We always think that there's a silver lining in the clouds somewhere, and we look for the bright spots. We will survive through the drought. We will be able to produce through the cycle and beyond. —Leland Hogan, president of the Utah Farm Bureau
SALT LAKE CITY — Snow this week did nothing to help with the abnormally dry conditions that continue to grip the state.
The Farm Bureau is inviting everyone around the nation, including Utah, to a Harvesting Faith event Sunday. The group wants everyone to join in prayer and fasting to ask for moisture for livestock and crops — and when it comes, to give thanks.
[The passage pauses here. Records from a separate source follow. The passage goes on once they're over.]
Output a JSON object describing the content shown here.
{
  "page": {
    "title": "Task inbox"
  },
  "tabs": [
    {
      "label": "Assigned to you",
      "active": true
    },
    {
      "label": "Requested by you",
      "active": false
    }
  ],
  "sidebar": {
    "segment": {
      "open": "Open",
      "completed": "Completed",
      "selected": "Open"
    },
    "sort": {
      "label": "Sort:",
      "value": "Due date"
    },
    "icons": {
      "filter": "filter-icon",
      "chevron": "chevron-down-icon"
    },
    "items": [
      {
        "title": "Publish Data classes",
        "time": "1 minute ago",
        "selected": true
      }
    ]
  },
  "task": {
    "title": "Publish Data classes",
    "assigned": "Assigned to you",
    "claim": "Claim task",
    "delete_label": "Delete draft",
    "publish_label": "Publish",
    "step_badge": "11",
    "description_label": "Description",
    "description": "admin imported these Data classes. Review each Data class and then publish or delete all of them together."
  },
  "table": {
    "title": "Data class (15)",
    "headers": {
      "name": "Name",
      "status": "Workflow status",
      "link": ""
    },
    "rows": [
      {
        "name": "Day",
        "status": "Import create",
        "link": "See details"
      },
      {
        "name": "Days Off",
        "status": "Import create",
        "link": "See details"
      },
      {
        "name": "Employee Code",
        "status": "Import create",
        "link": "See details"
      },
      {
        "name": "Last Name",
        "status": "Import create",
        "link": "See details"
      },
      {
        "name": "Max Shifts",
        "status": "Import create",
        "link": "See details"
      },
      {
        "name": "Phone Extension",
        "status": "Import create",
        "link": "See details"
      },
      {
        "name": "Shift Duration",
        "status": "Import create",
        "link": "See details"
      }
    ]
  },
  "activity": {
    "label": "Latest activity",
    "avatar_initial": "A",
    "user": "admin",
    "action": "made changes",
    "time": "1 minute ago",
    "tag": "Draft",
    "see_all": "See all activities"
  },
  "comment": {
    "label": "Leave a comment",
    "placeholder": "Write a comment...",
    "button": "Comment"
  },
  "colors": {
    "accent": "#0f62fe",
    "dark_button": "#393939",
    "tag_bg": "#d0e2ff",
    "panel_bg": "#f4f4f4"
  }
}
“We all believe in a greater good and in a higher being,” said Leland Hogan, president of the Utah Farm Bureau Federation. “Through that belief, we feel that there can be intervention into what we have, that if we can show forth faith, and through faith and through prayer we can bring about a better situation, and that we could have more moisture than what we have today.”
The federation is the state's largest volunteer organization of farmers and ranchers. More than 29,000 member families in all of Utah's 29 counties belong to county Farm Bureaus, which comprise the federation.
While snow remains on the ground and in the mountains of northern Utah in many places, the U.S. Drought Monitor indicates the state remains in severe drought, drought or abnormally dry conditions.
The drought impacts ranchers in two ways, Hogan said.
“The first way it hits you is in your crop production, where your ability to feed the cattle that you own," Hogan said. "And when it begins to lessen the amount of feed you have available, that begins to affect the second part.
“You can't have as many cattle because you haven't got as much feed. You shorten the amount of feed you’ve got. You have to get rid of cattle, which decreases your overall income and puts you in a much more vulnerable position economically to survive throughout the rest of the drought.”30 comments on this story
Utah isn’t the only state dealing with drought. Early indications are the western part of the West is expected to be very dry, according to the USDA Natural Resources Conservation Service's National Water and Climate Center.
Farmers and ranchers are the first to feel the impact of the drought because of what they do for a living. While the state is in dire need for moisture, Hogan said, the agricultural community remains optimistic.
“We always think that there's a silver lining in the clouds somewhere, and we look for the bright spots,” he said. “We will survive through the drought. We will be able to produce through the cycle and beyond.”